Dataset rows describing interfaces:
• • • • • • •

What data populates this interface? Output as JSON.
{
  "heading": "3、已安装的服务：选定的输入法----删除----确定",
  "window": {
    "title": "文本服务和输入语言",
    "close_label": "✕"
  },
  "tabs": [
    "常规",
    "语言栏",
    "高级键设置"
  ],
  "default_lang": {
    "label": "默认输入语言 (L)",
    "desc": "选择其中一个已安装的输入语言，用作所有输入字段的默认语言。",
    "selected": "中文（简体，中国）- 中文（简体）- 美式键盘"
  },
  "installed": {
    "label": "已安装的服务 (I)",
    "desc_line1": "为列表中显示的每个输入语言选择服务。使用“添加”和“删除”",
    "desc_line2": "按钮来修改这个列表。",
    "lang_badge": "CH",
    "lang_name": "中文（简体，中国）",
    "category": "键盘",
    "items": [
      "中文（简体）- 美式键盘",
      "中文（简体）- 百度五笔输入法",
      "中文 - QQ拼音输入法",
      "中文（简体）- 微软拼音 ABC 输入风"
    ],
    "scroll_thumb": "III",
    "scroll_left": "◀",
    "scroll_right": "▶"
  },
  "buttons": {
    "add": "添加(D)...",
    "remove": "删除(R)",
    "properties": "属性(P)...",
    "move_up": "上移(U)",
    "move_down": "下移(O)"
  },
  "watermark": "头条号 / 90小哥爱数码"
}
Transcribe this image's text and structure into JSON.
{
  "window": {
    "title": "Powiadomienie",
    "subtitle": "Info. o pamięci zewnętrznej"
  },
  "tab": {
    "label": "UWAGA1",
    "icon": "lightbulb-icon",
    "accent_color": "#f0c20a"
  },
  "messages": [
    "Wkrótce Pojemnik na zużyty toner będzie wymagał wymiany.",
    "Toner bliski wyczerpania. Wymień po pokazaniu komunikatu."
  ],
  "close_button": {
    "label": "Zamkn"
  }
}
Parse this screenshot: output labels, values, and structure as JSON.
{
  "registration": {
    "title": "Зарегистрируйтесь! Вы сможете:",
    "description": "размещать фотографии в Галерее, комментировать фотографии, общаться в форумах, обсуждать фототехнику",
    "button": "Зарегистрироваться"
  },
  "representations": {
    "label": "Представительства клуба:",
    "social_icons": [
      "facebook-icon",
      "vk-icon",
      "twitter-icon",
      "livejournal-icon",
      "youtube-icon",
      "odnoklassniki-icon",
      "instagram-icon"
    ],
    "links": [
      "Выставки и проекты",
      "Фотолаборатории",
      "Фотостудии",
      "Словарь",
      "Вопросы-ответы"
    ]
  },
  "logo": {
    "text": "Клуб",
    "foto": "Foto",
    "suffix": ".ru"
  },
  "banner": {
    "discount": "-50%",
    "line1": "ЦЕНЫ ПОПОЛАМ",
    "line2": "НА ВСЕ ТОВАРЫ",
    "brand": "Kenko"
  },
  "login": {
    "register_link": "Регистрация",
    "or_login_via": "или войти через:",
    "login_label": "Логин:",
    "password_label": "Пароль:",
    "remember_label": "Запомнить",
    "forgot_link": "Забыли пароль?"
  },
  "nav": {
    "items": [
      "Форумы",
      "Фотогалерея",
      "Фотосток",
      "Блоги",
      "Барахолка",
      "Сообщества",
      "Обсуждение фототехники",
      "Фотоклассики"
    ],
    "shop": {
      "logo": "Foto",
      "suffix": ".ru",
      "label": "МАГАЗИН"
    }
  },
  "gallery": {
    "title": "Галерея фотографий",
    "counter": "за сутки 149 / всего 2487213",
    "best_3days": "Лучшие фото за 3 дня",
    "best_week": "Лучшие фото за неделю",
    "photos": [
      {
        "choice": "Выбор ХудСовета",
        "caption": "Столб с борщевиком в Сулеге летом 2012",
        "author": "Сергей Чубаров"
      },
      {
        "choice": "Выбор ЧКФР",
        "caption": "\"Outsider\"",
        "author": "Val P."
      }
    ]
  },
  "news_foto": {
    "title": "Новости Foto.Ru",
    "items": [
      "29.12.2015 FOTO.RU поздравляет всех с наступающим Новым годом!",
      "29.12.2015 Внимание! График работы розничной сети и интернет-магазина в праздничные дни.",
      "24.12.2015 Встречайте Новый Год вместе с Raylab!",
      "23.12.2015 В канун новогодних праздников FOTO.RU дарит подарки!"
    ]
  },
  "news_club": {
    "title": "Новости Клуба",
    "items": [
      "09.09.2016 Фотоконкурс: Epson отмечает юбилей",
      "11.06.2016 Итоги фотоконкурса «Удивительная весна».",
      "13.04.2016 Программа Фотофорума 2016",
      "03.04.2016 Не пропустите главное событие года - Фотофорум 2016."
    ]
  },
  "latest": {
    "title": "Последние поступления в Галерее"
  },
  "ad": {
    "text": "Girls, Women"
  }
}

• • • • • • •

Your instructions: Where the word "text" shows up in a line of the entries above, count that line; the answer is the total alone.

Response area: 3